Imagine a boot stamping on a human face - forever.

Start: December, 2010: the middle eastern nation of Tunisia erupted in protests against a corrupt and oppressive government, arguably the first bloom of the “Arab Spring.” As the rest of the world watched, mesmerized, the drama unfolded, President Zine El Abidine Ben Ali was thrown out, and the subsequent interim government went through several upheavals.

I remember, shortly after Tunisia’s Ben Ali was ousted, I had an errant thought: could this happen here?

I dismissed the thought with a mental shrug — it didn’t seem like conditions in the United States were bad enough for something like this to happen, and that Americans were too complacent to make this kind of stand anyway.

It Can’t Happen Here … or it Won’t?

It is clear one of the facilitators of the Tunisian revolution, the Iranian election protests of 2009 and 2010, and the later revolutions in Egypt and Libya, was the internet, and social media.

When I look at the seemingly unending reams of internet legislation (written to destroy what little privacy is left to users of the internet and enforce the ownership of intellectual property rights light years beyond any reasonable measure) that are quietly being rammed with unconscionable haste through the United States Congress, I don’t think it’s too much of a stretch of the imagination to suggest I was not alone in wondering if the same kind of revolution could happen here.

And I don’t think it’s too much of a stretch of the imagination to suggest the drive to throttle the internet from both the government and corporate sectors is that The Powers That Be are striving to ensure that it won’t.

[click to continue…]

Start: To my delight, late last March Ari Herzog, social media consultant par excellence and contributing writer The Huffington Post and Mashable gave me the opportunity to do a guest post on — what else? — Social Media. In my case, on how today’s social media plays into the New Thought spirituality of my experience.

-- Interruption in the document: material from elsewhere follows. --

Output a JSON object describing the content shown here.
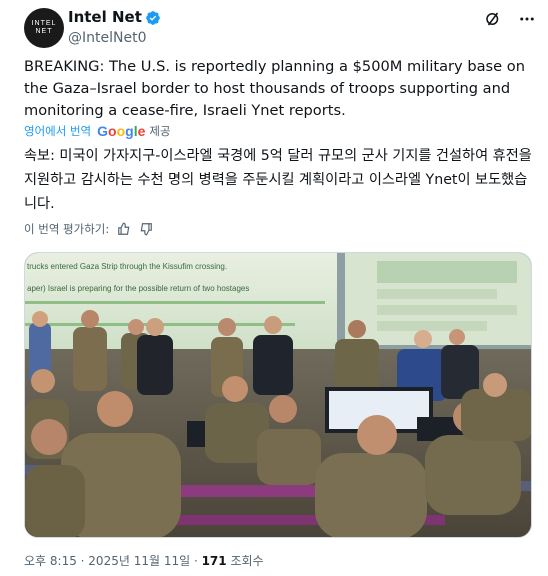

Even better, he liked what I gave him.

Here’s a short excerpt:

The middle of last year I gave a twenty-five minute presentation to a modest Wednesday night audience in a good-sized “New Thought” church, a presentation I had spent weeks writing, rehearsing, and “staging” — that is, defining what movements I would make and the props I would use to help emphasize my points.

At first blush it would sound like a speech crafted in this manner would appear “canned,” or worse, feel like it was “phoned in,” but in truth, most high-end speakers prepare in a similar way. Done well, the presenter seems glib and makes it look effortless. Done poorly, a speech prepared in this fashion can in fact look just as staged and rehearsed as it truly was.

How the presentation of this speech actually played out taught me something about using social media effectively that I might not have learned any other way.

Click here to read the rest of “It Comes Down to Authenticity,” a guest post at

(And Ari … thanks again.)


Copyright © 2009, by Daniel Brenton. All Rights Reserved.